_Study material_
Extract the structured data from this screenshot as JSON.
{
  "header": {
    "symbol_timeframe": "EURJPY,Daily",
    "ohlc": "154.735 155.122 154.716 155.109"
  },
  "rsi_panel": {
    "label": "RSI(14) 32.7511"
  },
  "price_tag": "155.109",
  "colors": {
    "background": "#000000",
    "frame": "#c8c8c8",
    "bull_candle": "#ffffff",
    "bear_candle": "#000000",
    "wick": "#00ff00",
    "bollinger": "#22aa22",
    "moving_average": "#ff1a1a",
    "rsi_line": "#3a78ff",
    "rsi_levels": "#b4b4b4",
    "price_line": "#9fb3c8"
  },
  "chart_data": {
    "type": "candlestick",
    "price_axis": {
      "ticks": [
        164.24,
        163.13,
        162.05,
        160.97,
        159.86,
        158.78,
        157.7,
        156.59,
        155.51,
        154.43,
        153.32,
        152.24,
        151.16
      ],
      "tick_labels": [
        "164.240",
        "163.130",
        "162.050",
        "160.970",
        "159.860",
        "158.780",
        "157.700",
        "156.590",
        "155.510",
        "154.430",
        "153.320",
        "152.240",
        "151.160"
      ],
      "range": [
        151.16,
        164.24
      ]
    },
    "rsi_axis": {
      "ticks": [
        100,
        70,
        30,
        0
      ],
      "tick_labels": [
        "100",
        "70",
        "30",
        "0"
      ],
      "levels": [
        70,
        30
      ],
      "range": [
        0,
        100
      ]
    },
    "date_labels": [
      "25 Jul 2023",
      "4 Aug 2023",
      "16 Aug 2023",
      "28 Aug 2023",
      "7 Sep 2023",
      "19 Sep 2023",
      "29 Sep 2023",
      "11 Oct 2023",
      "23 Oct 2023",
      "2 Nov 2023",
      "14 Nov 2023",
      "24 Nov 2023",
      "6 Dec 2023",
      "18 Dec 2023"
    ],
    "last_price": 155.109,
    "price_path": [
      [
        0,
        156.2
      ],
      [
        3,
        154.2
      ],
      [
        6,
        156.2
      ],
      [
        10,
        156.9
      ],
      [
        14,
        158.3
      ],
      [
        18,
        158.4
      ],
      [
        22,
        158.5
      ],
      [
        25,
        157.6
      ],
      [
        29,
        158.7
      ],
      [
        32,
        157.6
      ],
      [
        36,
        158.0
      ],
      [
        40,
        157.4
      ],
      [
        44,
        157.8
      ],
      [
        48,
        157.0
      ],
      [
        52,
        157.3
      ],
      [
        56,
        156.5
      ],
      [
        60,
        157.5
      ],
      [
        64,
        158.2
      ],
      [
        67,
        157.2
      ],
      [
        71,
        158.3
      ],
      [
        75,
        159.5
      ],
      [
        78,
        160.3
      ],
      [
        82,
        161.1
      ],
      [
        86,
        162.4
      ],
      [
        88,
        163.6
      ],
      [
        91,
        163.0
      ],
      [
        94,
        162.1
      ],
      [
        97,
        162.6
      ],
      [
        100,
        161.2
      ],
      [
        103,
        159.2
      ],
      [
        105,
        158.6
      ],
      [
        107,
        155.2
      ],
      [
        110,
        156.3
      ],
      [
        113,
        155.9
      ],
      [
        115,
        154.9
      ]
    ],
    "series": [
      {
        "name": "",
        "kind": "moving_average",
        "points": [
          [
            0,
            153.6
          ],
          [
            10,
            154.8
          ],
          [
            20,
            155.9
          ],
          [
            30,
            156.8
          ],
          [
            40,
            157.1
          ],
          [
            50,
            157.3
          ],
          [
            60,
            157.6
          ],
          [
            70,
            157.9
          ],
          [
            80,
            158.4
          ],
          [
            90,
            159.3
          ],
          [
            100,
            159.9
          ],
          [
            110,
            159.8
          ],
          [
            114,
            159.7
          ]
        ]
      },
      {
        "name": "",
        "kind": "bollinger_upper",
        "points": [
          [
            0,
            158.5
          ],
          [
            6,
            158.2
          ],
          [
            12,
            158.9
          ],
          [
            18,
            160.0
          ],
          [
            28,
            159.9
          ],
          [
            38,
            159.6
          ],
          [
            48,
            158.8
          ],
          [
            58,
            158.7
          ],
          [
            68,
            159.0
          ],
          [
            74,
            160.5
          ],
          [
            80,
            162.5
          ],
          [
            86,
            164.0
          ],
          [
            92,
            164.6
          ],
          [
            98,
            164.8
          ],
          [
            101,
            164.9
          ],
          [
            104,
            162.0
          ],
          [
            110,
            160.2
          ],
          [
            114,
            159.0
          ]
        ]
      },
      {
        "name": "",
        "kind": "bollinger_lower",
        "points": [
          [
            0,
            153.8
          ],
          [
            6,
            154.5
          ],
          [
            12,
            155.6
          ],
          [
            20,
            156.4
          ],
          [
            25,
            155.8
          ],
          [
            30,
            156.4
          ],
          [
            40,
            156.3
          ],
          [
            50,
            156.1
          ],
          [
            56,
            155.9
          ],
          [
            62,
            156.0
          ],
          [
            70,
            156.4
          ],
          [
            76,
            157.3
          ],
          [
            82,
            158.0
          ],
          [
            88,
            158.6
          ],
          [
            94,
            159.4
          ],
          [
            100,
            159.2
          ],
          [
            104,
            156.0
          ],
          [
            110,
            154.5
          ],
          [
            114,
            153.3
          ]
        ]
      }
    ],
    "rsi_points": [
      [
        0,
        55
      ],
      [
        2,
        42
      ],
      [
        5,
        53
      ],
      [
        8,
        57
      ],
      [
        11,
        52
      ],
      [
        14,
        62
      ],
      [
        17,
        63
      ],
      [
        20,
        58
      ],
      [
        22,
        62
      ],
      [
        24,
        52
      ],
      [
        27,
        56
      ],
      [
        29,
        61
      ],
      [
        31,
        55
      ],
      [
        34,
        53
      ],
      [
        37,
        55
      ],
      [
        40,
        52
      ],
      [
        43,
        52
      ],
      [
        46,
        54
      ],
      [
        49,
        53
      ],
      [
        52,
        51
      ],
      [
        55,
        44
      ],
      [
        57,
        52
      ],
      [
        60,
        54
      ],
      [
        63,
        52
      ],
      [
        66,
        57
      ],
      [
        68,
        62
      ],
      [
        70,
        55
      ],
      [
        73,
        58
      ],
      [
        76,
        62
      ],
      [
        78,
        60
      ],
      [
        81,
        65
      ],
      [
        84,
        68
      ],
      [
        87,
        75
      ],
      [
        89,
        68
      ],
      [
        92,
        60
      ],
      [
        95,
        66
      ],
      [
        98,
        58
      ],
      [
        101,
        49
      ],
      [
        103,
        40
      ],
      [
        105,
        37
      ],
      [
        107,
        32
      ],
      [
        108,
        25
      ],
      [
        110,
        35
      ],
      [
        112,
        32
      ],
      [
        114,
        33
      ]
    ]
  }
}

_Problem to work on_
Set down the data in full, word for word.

_Solved problem_
Extract the structured data from this screenshot as JSON.
{
  "header": {
    "symbol_timeframe": "EURJPY,Daily",
    "ohlc": "154.735 155.122 154.716 155.109"
  },
  "rsi_panel": {
    "label": "RSI(14) 32.7511"
  },
  "price_tag": "155.109",
  "colors": {
    "background": "#000000",
    "frame": "#c8c8c8",
    "bull_candle": "#ffffff",
    "bear_candle": "#000000",
    "wick": "#00ff00",
    "bollinger": "#22aa22",
    "moving_average": "#ff1a1a",
    "rsi_line": "#3a78ff",
    "rsi_levels": "#b4b4b4",
    "price_line": "#9fb3c8"
  },
  "chart_data": {
    "type": "candlestick",
    "price_axis": {
      "ticks": [
        164.24,
        163.13,
        162.05,
        160.97,
        159.86,
        158.78,
        157.7,
        156.59,
        155.51,
        154.43,
        153.32,
        152.24,
        151.16
      ],
      "tick_labels": [
        "164.240",
        "163.130",
        "162.050",
        "160.970",
        "159.860",
        "158.780",
        "157.700",
        "156.590",
        "155.510",
        "154.430",
        "153.320",
        "152.240",
        "151.160"
      ],
      "range": [
        151.16,
        164.24
      ]
    },
    "rsi_axis": {
      "ticks": [
        100,
        70,
        30,
        0
      ],
      "tick_labels": [
        "100",
        "70",
        "30",
        "0"
      ],
      "levels": [
        70,
        30
      ],
      "range": [
        0,
        100
      ]
    },
    "date_labels": [
      "25 Jul 2023",
      "4 Aug 2023",
      "16 Aug 2023",
      "28 Aug 2023",
      "7 Sep 2023",
      "19 Sep 2023",
      "29 Sep 2023",
      "11 Oct 2023",
      "23 Oct 2023",
      "2 Nov 2023",
      "14 Nov 2023",
      "24 Nov 2023",
      "6 Dec 2023",
      "18 Dec 2023"
    ],
    "last_price": 155.109,
    "price_path": [
      [
        0,
        156.2
      ],
      [
        3,
        154.2
      ],
      [
        6,
        156.2
      ],
      [
        10,
        156.9
      ],
      [
        14,
        158.3
      ],
      [
        18,
        158.4
      ],
      [
        22,
        158.5
      ],
      [
        25,
        157.6
      ],
      [
        29,
        158.7
      ],
      [
        32,
        157.6
      ],
      [
        36,
        158.0
      ],
      [
        40,
        157.4
      ],
      [
        44,
        157.8
      ],
      [
        48,
        157.0
      ],
      [
        52,
        157.3
      ],
      [
        56,
        156.5
      ],
      [
        60,
        157.5
      ],
      [
        64,
        158.2
      ],
      [
        67,
        157.2
      ],
      [
        71,
        158.3
      ],
      [
        75,
        159.5
      ],
      [
        78,
        160.3
      ],
      [
        82,
        161.1
      ],
      [
        86,
        162.4
      ],
      [
        88,
        163.6
      ],
      [
        91,
        163.0
      ],
      [
        94,
        162.1
      ],
      [
        97,
        162.6
      ],
      [
        100,
        161.2
      ],
      [
        103,
        159.2
      ],
      [
        105,
        158.6
      ],
      [
        107,
        155.2
      ],
      [
        110,
        156.3
      ],
      [
        113,
        155.9
      ],
      [
        115,
        154.9
      ]
    ],
    "series": [
      {
        "name": "",
        "kind": "moving_average",
        "points": [
          [
            0,
            153.6
          ],
          [
            10,
            154.8
          ],
          [
            20,
            155.9
          ],
          [
            30,
            156.8
          ],
          [
            40,
            157.1
          ],
          [
            50,
            157.3
          ],
          [
            60,
            157.6
          ],
          [
            70,
            157.9
          ],
          [
            80,
            158.4
          ],
          [
            90,
            159.3
          ],
          [
            100,
            159.9
          ],
          [
            110,
            159.8
          ],
          [
            114,
            159.7
          ]
        ]
      },
      {
        "name": "",
        "kind": "bollinger_upper",
        "points": [
          [
            0,
            158.5
          ],
          [
            6,
            158.2
          ],
          [
            12,
            158.9
          ],
          [
            18,
            160.0
          ],
          [
            28,
            159.9
          ],
          [
            38,
            159.6
          ],
          [
            48,
            158.8
          ],
          [
            58,
            158.7
          ],
          [
            68,
            159.0
          ],
          [
            74,
            160.5
          ],
          [
            80,
            162.5
          ],
          [
            86,
            164.0
          ],
          [
            92,
            164.6
          ],
          [
            98,
            164.8
          ],
          [
            101,
            164.9
          ],
          [
            104,
            162.0
          ],
          [
            110,
            160.2
          ],
          [
            114,
            159.0
          ]
        ]
      },
      {
        "name": "",
        "kind": "bollinger_lower",
        "points": [
          [
            0,
            153.8
          ],
          [
            6,
            154.5
          ],
          [
            12,
            155.6
          ],
          [
            20,
            156.4
          ],
          [
            25,
            155.8
          ],
          [
            30,
            156.4
          ],
          [
            40,
            156.3
          ],
          [
            50,
            156.1
          ],
          [
            56,
            155.9
          ],
          [
            62,
            156.0
          ],
          [
            70,
            156.4
          ],
          [
            76,
            157.3
          ],
          [
            82,
            158.0
          ],
          [
            88,
            158.6
          ],
          [
            94,
            159.4
          ],
          [
            100,
            159.2
          ],
          [
            104,
            156.0
          ],
          [
            110,
            154.5
          ],
          [
            114,
            153.3
          ]
        ]
      }
    ],
    "rsi_points": [
      [
        0,
        55
      ],
      [
        2,
        42
      ],
      [
        5,
        53
      ],
      [
        8,
        57
      ],
      [
        11,
        52
      ],
      [
        14,
        62
      ],
      [
        17,
        63
      ],
      [
        20,
        58
      ],
      [
        22,
        62
      ],
      [
        24,
        52
      ],
      [
        27,
        56
      ],
      [
        29,
        61
      ],
      [
        31,
        55
      ],
      [
        34,
        53
      ],
      [
        37,
        55
      ],
      [
        40,
        52
      ],
      [
        43,
        52
      ],
      [
        46,
        54
      ],
      [
        49,
        53
      ],
      [
        52,
        51
      ],
      [
        55,
        44
      ],
      [
        57,
        52
      ],
      [
        60,
        54
      ],
      [
        63,
        52
      ],
      [
        66,
        57
      ],
      [
        68,
        62
      ],
      [
        70,
        55
      ],
      [
        73,
        58
      ],
      [
        76,
        62
      ],
      [
        78,
        60
      ],
      [
        81,
        65
      ],
      [
        84,
        68
      ],
      [
        87,
        75
      ],
      [
        89,
        68
      ],
      [
        92,
        60
      ],
      [
        95,
        66
      ],
      [
        98,
        58
      ],
      [
        101,
        49
      ],
      [
        103,
        40
      ],
      [
        105,
        37
      ],
      [
        107,
        32
      ],
      [
        108,
        25
      ],
      [
        110,
        35
      ],
      [
        112,
        32
      ],
      [
        114,
        33
      ]
    ]
  }
}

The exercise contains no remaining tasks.